--- Excerpted data Enclosed Below ---

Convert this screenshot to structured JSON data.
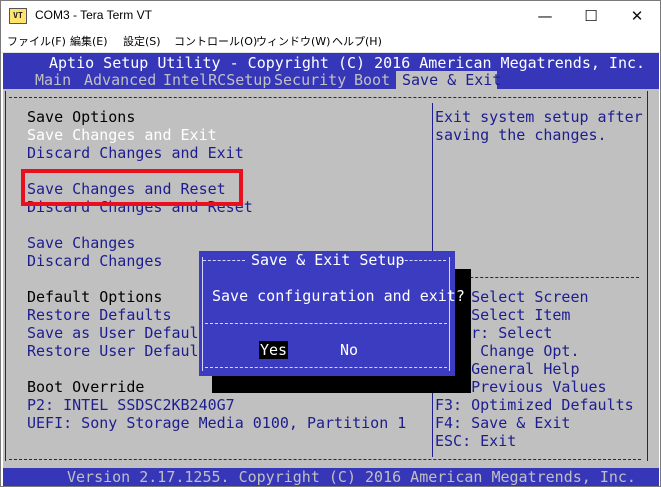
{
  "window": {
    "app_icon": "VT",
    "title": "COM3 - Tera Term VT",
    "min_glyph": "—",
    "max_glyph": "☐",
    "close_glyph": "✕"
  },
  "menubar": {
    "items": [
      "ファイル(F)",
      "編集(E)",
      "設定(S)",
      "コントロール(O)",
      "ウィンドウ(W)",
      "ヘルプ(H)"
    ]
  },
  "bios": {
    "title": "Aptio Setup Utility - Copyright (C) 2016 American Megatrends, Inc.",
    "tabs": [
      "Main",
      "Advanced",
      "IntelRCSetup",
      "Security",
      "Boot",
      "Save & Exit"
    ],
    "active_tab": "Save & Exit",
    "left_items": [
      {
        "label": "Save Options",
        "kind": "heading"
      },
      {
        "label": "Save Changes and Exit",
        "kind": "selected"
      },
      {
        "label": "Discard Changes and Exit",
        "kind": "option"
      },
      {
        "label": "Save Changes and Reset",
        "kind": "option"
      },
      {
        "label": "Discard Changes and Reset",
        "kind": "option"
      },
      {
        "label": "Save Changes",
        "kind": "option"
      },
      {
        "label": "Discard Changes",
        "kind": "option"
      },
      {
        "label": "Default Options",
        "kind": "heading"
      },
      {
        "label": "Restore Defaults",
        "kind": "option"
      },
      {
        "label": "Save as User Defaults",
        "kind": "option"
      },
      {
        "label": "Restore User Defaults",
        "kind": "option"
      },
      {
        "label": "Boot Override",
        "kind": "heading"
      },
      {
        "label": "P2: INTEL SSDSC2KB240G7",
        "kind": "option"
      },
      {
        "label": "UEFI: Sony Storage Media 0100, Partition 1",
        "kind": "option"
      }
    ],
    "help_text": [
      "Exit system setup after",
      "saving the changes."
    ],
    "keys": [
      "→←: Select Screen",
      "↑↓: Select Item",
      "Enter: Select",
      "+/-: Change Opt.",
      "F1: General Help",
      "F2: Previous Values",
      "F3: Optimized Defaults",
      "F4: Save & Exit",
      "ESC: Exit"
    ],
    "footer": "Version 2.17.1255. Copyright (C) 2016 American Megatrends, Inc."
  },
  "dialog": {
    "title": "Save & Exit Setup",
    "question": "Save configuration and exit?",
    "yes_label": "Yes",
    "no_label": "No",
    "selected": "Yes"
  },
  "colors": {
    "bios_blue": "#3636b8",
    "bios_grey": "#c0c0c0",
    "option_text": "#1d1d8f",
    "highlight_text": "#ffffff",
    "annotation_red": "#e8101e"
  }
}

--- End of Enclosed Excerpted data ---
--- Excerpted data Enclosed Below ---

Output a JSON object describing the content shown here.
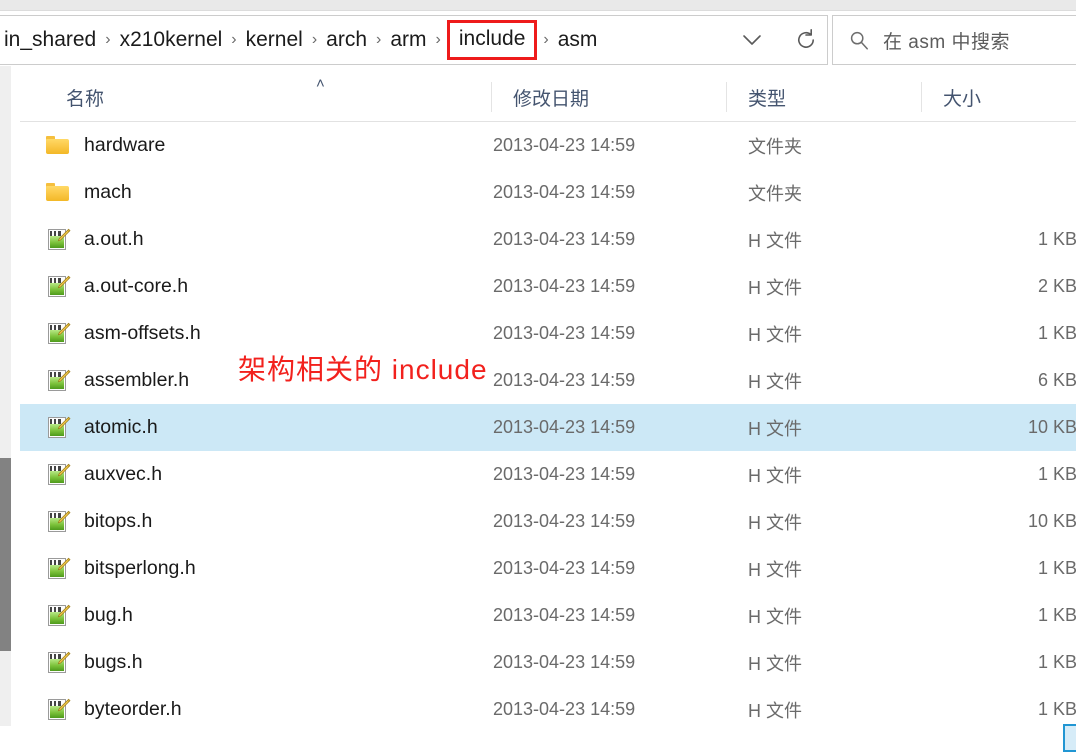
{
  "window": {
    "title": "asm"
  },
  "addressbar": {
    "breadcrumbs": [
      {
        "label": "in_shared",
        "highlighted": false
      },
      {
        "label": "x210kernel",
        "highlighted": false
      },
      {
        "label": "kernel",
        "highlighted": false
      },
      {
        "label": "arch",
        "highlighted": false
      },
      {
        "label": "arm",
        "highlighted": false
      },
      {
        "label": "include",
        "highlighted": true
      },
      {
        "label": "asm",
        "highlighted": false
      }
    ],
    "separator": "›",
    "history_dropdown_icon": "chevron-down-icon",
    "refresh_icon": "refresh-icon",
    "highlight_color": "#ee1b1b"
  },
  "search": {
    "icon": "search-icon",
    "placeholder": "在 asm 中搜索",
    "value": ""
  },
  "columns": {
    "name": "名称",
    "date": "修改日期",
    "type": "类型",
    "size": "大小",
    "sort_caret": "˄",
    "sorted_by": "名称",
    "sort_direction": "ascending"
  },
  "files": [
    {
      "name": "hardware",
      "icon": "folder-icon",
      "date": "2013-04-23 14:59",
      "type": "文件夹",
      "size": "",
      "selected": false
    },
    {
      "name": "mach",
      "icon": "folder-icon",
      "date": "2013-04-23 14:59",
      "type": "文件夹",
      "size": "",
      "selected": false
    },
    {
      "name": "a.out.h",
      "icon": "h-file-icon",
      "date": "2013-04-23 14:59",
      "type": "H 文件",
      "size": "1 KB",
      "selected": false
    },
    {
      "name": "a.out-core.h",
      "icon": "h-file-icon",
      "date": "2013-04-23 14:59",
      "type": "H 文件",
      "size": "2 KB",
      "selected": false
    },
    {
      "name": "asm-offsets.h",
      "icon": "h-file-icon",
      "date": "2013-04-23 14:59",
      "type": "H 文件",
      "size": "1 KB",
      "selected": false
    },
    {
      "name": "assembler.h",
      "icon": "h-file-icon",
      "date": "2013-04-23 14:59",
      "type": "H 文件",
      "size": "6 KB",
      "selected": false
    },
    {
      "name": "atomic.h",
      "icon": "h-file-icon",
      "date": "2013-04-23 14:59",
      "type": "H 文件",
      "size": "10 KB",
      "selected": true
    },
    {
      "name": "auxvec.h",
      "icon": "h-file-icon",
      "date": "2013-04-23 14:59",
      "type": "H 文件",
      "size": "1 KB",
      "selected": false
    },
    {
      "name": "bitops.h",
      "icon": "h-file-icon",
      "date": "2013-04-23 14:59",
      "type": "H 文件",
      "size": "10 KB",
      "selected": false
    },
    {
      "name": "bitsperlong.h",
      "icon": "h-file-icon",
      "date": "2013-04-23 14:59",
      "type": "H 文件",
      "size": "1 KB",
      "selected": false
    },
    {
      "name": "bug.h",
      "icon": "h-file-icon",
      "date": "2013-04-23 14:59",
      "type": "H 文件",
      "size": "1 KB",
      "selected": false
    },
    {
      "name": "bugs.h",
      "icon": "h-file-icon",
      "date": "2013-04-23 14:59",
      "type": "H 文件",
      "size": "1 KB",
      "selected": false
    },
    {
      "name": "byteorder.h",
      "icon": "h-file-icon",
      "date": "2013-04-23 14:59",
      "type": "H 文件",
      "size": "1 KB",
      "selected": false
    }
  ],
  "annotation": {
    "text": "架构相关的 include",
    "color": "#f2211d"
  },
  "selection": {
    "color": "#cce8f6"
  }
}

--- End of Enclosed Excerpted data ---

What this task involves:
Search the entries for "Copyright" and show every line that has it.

Answer area:
    "title": "Aptio Setup Utility - Copyright (C) 2016 American Megatrends, Inc.",
    "footer": "Version 2.17.1255. Copyright (C) 2016 American Megatrends, Inc."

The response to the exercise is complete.